Montgomery County officials voted Thursday to increase property taxes and parking rates and to extend an unpopular energy tax increase while bolstering social programs, issuing bonuses to county workers and creating a $150,000-a-year senior government position.
The County Council increased agency spending by about 6 percent from last year. But it had expected $135 million more and closed the gap by keeping nearly all of the energy tax increase and slashing an expected contribution to retiree health benefits. It also reduced government debt for construction projects by $140 million over six years. The council is expected to formalize the vote May 24.
Under the budget approved Thursday, the owner of a $250,000 property will see his annual tax bill increase by about $18. For an owner of a $1 million property, the bill would go up by $73. The Ride On monthly fee was increased to $45 from $40, while the biennial residential parking permit goes up $5 to $40. Short-term parking rates would increase by 25 cents an hour.
Because of the extended energy tax increase, the average household would pay about $140 more a year, while the average annual commercial bill would go up about $1,360 to $4,233.
The approval comes a day after the state added hundreds to thousands of dollars in income taxes to affluent Maryland residents, many of whom live in Montgomery County, under a package approved by state legislators during a special session called by Gov. Martin O’Malley (D).
The state also shifted some teacher pension costs to counties. Because of this, Montgomery is required to pay $27 million more to the school system for fiscal 2013. The state provided offsets so that county services wouldn’t be affected, but county officials said they worry that paying for ballooning pension costs will be difficult in the future.
In January, County Executive Isiah Leggett (D) proposed his own construction financing plan with a slight cut to school funding — the first decrease in recent memory. In March, he announced an operating budget that beefed up police and fire departments and library services.
Council members said they wanted to keep much of Leggett’s spending increases because residents have been negatively affected by the austerity measures the county has taken in recent years. For instance, the council rolled back health and retirement benefits for county employees by $33 million last year, riling county union leaders. Council members also restored some of the school construction funding Leggett took out in his January construction proposal.
County legislators also wanted funding for their own initiatives. For instance, Council President Roger Berliner (D-Potomac-Bethesda) pushed for a “chief innovation officer,” whose salary and benefits total $150,000. Council member George L. Leventhal (D-At Large) pushed for an employee wellness coordinator, whose salary and benefits cost $110,000.
The council approved a $2,000 one-time lump sum payment to full-time county managers and workers, but it did not approve step or cost-of-living increases.
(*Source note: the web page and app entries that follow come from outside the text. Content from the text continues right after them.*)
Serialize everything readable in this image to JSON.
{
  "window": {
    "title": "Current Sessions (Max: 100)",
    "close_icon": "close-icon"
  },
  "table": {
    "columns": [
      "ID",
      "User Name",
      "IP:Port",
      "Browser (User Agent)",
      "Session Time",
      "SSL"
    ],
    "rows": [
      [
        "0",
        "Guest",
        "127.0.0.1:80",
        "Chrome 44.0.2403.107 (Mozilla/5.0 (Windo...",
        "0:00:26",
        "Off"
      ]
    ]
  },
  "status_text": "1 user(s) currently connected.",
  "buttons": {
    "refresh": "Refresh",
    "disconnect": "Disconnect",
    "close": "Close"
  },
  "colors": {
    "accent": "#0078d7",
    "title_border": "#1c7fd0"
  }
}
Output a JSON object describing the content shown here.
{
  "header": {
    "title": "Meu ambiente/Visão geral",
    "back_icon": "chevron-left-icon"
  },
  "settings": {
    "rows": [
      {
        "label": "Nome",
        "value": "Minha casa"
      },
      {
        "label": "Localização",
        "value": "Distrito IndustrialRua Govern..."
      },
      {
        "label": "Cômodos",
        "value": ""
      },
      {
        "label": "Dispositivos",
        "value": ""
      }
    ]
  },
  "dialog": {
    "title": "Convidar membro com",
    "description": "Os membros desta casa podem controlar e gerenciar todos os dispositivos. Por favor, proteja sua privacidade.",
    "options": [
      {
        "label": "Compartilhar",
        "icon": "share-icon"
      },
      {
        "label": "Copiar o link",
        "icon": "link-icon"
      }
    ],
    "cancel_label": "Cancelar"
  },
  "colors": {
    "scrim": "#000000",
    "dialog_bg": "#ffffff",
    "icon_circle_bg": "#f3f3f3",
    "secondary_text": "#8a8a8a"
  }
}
Legislators also gave $500,000 to the county’s business development corporation, a public-private partnership started last year.
Meanwhile, council members rejected a $900,000 economic development grant to defense giant Lockheed Martin. Leggett has said he wanted to reimburse the company for hotel taxes he believes it should not pay.
On the energy tax increase, council members had mixed opinions. Council member Phil Andrews (D-Gaithersburg-Rockville) has said he did not support the energy tax increase because of the disproportionate effect on county residents. Council member Marc Elrich (D-At Large) said he supported keeping the full increase.
Leggett said he would support nothing less than the full increase. In a statement released to reporters on Thursday, Leggett did not mention the energy tax increase but said the budget “begins the process of restoring resources in . . . critical areas.”
However, county officials said Berliner made a concerted effort to introduce at least a small cut. Council member Nancy Navarro (D-Midcounty) said she supported the latter approach as a “good faith effort” to bring down the tax.
The council approved a proposal by council member Craig Rice (D-Upcounty) to add $500,000 in county aid to help lower-income households pay for the energy costs.
As for construction funding, the council resisted efforts by Leggett to delay construction of a second entrance for the Bethesda Metrorail station — a key local project for the Purple Line. The council decided to start construction in fiscal 2016. Leggett administration officials have said it makes little sense to start building the entrance soon because the Purple Line may not start soon. The project hasn’t secured the necessary federal funding, county officials said.
The council also chose to build a new headquarters for the Maryland-National Capital Park and Planning Commission in downtown Wheaton as part of a broader effort to revitalize the area. This put on hold Leggett’s more ambitious proposal, which would bring in a hotel and as many as three office buildings.
Though Montgomery College received significantly less construction funding than what it proposed, it did get more than the last capital spending plan two years ago. The County Council approved construction of a new garage in its Rockville campus as well.